====== Dataset extract

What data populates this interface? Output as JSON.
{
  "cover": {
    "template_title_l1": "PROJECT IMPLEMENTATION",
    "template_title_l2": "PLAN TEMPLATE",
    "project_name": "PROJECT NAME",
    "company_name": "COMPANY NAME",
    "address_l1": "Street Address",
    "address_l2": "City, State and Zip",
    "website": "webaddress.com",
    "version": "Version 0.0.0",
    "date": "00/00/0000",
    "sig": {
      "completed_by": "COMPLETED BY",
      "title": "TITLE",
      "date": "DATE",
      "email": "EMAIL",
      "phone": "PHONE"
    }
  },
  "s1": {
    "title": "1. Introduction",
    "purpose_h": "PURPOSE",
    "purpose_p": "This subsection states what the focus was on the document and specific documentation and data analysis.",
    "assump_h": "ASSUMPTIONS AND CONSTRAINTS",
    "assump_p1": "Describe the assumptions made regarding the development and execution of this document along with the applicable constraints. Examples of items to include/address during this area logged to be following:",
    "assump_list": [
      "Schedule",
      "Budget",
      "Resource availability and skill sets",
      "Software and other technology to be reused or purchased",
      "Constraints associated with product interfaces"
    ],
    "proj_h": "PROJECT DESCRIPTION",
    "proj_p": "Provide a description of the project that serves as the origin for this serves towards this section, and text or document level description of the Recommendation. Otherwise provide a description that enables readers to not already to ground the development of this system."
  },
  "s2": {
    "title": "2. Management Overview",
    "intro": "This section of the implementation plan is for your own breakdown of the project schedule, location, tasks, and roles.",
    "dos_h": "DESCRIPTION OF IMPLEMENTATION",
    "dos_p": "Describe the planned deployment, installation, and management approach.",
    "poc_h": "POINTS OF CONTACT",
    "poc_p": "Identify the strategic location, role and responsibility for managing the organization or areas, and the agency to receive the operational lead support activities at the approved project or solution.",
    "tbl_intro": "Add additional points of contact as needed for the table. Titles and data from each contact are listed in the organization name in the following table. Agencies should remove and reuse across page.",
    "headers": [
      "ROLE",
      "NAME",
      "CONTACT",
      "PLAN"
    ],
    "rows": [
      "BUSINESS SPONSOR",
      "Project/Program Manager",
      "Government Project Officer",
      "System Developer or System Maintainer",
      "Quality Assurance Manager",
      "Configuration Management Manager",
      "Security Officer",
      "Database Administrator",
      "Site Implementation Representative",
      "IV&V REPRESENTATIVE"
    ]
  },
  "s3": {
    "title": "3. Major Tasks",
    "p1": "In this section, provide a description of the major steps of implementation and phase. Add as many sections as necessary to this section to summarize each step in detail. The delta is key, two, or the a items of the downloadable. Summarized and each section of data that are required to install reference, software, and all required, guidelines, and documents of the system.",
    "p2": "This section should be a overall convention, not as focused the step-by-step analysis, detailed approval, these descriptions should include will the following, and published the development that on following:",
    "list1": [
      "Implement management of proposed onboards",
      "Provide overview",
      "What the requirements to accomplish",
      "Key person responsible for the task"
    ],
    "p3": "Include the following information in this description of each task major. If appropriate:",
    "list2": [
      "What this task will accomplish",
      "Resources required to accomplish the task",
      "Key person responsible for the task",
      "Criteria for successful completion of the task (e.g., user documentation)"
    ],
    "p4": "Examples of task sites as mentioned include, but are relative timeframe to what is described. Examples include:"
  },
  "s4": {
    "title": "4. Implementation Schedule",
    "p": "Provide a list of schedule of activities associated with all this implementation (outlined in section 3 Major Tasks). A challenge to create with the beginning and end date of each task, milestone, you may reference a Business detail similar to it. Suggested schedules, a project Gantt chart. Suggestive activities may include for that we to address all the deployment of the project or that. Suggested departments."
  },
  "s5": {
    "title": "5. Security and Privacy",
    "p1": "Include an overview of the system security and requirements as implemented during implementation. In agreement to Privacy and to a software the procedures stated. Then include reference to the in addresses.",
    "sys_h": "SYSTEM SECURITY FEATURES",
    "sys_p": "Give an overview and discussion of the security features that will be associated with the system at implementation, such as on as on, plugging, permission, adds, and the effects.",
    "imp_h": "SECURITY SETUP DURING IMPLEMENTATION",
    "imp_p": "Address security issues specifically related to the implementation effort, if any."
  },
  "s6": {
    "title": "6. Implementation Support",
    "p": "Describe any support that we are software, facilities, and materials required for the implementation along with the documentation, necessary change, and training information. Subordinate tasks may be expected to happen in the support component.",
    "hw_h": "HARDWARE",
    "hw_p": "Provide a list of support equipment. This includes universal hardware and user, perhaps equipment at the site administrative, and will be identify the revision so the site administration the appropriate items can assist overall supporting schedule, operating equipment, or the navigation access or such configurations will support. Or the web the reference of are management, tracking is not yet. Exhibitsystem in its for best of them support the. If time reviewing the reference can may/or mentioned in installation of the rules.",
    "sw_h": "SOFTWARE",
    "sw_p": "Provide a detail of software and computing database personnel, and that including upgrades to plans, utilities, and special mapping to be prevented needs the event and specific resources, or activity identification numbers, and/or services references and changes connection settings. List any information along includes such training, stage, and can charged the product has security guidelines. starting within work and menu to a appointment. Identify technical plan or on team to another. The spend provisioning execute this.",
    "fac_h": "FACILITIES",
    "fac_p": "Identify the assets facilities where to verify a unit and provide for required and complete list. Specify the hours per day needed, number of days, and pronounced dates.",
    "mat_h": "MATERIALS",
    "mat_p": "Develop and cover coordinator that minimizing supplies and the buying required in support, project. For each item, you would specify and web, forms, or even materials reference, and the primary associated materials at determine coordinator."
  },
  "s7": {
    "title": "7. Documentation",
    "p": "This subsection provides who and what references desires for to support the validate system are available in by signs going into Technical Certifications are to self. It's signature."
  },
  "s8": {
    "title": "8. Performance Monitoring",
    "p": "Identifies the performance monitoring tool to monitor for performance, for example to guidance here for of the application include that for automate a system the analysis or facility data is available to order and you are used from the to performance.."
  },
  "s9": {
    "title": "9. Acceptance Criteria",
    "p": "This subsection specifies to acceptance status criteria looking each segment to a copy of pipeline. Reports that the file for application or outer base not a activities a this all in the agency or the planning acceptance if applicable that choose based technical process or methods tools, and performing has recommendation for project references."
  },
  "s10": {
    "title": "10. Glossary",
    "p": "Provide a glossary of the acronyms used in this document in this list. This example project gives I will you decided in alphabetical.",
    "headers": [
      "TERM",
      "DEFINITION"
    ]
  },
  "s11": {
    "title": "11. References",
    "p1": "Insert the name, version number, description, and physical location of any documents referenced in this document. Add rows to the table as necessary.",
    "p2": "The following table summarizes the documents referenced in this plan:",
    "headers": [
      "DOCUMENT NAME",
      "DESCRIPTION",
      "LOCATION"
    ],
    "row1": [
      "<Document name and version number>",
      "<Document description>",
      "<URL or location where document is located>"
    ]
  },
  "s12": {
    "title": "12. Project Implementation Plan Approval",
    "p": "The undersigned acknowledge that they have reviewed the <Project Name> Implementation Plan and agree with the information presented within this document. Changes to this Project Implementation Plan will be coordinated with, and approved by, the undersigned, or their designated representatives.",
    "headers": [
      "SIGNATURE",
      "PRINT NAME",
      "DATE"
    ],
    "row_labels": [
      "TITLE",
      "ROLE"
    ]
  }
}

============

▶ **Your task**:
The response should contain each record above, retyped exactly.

▶ **Written response**:
What data populates this interface? Output as JSON.
{
  "cover": {
    "template_title_l1": "PROJECT IMPLEMENTATION",
    "template_title_l2": "PLAN TEMPLATE",
    "project_name": "PROJECT NAME",
    "company_name": "COMPANY NAME",
    "address_l1": "Street Address",
    "address_l2": "City, State and Zip",
    "website": "webaddress.com",
    "version": "Version 0.0.0",
    "date": "00/00/0000",
    "sig": {
      "completed_by": "COMPLETED BY",
      "title": "TITLE",
      "date": "DATE",
      "email": "EMAIL",
      "phone": "PHONE"
    }
  },
  "s1": {
    "title": "1. Introduction",
    "purpose_h": "PURPOSE",
    "purpose_p": "This subsection states what the focus was on the document and specific documentation and data analysis.",
    "assump_h": "ASSUMPTIONS AND CONSTRAINTS",
    "assump_p1": "Describe the assumptions made regarding the development and execution of this document along with the applicable constraints. Examples of items to include/address during this area logged to be following:",
    "assump_list": [
      "Schedule",
      "Budget",
      "Resource availability and skill sets",
      "Software and other technology to be reused or purchased",
      "Constraints associated with product interfaces"
    ],
    "proj_h": "PROJECT DESCRIPTION",
    "proj_p": "Provide a description of the project that serves as the origin for this serves towards this section, and text or document level description of the Recommendation. Otherwise provide a description that enables readers to not already to ground the development of this system."
  },
  "s2": {
    "title": "2. Management Overview",
    "intro": "This section of the implementation plan is for your own breakdown of the project schedule, location, tasks, and roles.",
    "dos_h": "DESCRIPTION OF IMPLEMENTATION",
    "dos_p": "Describe the planned deployment, installation, and management approach.",
    "poc_h": "POINTS OF CONTACT",
    "poc_p": "Identify the strategic location, role and responsibility for managing the organization or areas, and the agency to receive the operational lead support activities at the approved project or solution.",
    "tbl_intro": "Add additional points of contact as needed for the table. Titles and data from each contact are listed in the organization name in the following table. Agencies should remove and reuse across page.",
    "headers": [
      "ROLE",
      "NAME",
      "CONTACT",
      "PLAN"
    ],
    "rows": [
      "BUSINESS SPONSOR",
      "Project/Program Manager",
      "Government Project Officer",
      "System Developer or System Maintainer",
      "Quality Assurance Manager",
      "Configuration Management Manager",
      "Security Officer",
      "Database Administrator",
      "Site Implementation Representative",
      "IV&V REPRESENTATIVE"
    ]
  },
  "s3": {
    "title": "3. Major Tasks",
    "p1": "In this section, provide a description of the major steps of implementation and phase. Add as many sections as necessary to this section to summarize each step in detail. The delta is key, two, or the a items of the downloadable. Summarized and each section of data that are required to install reference, software, and all required, guidelines, and documents of the system.",
    "p2": "This section should be a overall convention, not as focused the step-by-step analysis, detailed approval, these descriptions should include will the following, and published the development that on following:",
    "list1": [
      "Implement management of proposed onboards",
      "Provide overview",
      "What the requirements to accomplish",
      "Key person responsible for the task"
    ],
    "p3": "Include the following information in this description of each task major. If appropriate:",
    "list2": [
      "What this task will accomplish",
      "Resources required to accomplish the task",
      "Key person responsible for the task",
      "Criteria for successful completion of the task (e.g., user documentation)"
    ],
    "p4": "Examples of task sites as mentioned include, but are relative timeframe to what is described. Examples include:"
  },
  "s4": {
    "title": "4. Implementation Schedule",
    "p": "Provide a list of schedule of activities associated with all this implementation (outlined in section 3 Major Tasks). A challenge to create with the beginning and end date of each task, milestone, you may reference a Business detail similar to it. Suggested schedules, a project Gantt chart. Suggestive activities may include for that we to address all the deployment of the project or that. Suggested departments."
  },
  "s5": {
    "title": "5. Security and Privacy",
    "p1": "Include an overview of the system security and requirements as implemented during implementation. In agreement to Privacy and to a software the procedures stated. Then include reference to the in addresses.",
    "sys_h": "SYSTEM SECURITY FEATURES",
    "sys_p": "Give an overview and discussion of the security features that will be associated with the system at implementation, such as on as on, plugging, permission, adds, and the effects.",
    "imp_h": "SECURITY SETUP DURING IMPLEMENTATION",
    "imp_p": "Address security issues specifically related to the implementation effort, if any."
  },
  "s6": {
    "title": "6. Implementation Support",
    "p": "Describe any support that we are software, facilities, and materials required for the implementation along with the documentation, necessary change, and training information. Subordinate tasks may be expected to happen in the support component.",
    "hw_h": "HARDWARE",
    "hw_p": "Provide a list of support equipment. This includes universal hardware and user, perhaps equipment at the site administrative, and will be identify the revision so the site administration the appropriate items can assist overall supporting schedule, operating equipment, or the navigation access or such configurations will support. Or the web the reference of are management, tracking is not yet. Exhibitsystem in its for best of them support the. If time reviewing the reference can may/or mentioned in installation of the rules.",
    "sw_h": "SOFTWARE",
    "sw_p": "Provide a detail of software and computing database personnel, and that including upgrades to plans, utilities, and special mapping to be prevented needs the event and specific resources, or activity identification numbers, and/or services references and changes connection settings. List any information along includes such training, stage, and can charged the product has security guidelines. starting within work and menu to a appointment. Identify technical plan or on team to another. The spend provisioning execute this.",
    "fac_h": "FACILITIES",
    "fac_p": "Identify the assets facilities where to verify a unit and provide for required and complete list. Specify the hours per day needed, number of days, and pronounced dates.",
    "mat_h": "MATERIALS",
    "mat_p": "Develop and cover coordinator that minimizing supplies and the buying required in support, project. For each item, you would specify and web, forms, or even materials reference, and the primary associated materials at determine coordinator."
  },
  "s7": {
    "title": "7. Documentation",
    "p": "This subsection provides who and what references desires for to support the validate system are available in by signs going into Technical Certifications are to self. It's signature."
  },
  "s8": {
    "title": "8. Performance Monitoring",
    "p": "Identifies the performance monitoring tool to monitor for performance, for example to guidance here for of the application include that for automate a system the analysis or facility data is available to order and you are used from the to performance.."
  },
  "s9": {
    "title": "9. Acceptance Criteria",
    "p": "This subsection specifies to acceptance status criteria looking each segment to a copy of pipeline. Reports that the file for application or outer base not a activities a this all in the agency or the planning acceptance if applicable that choose based technical process or methods tools, and performing has recommendation for project references."
  },
  "s10": {
    "title": "10. Glossary",
    "p": "Provide a glossary of the acronyms used in this document in this list. This example project gives I will you decided in alphabetical.",
    "headers": [
      "TERM",
      "DEFINITION"
    ]
  },
  "s11": {
    "title": "11. References",
    "p1": "Insert the name, version number, description, and physical location of any documents referenced in this document. Add rows to the table as necessary.",
    "p2": "The following table summarizes the documents referenced in this plan:",
    "headers": [
      "DOCUMENT NAME",
      "DESCRIPTION",
      "LOCATION"
    ],
    "row1": [
      "<Document name and version number>",
      "<Document description>",
      "<URL or location where document is located>"
    ]
  },
  "s12": {
    "title": "12. Project Implementation Plan Approval",
    "p": "The undersigned acknowledge that they have reviewed the <Project Name> Implementation Plan and agree with the information presented within this document. Changes to this Project Implementation Plan will be coordinated with, and approved by, the undersigned, or their designated representatives.",
    "headers": [
      "SIGNATURE",
      "PRINT NAME",
      "DATE"
    ],
    "row_labels": [
      "TITLE",
      "ROLE"
    ]
  }
}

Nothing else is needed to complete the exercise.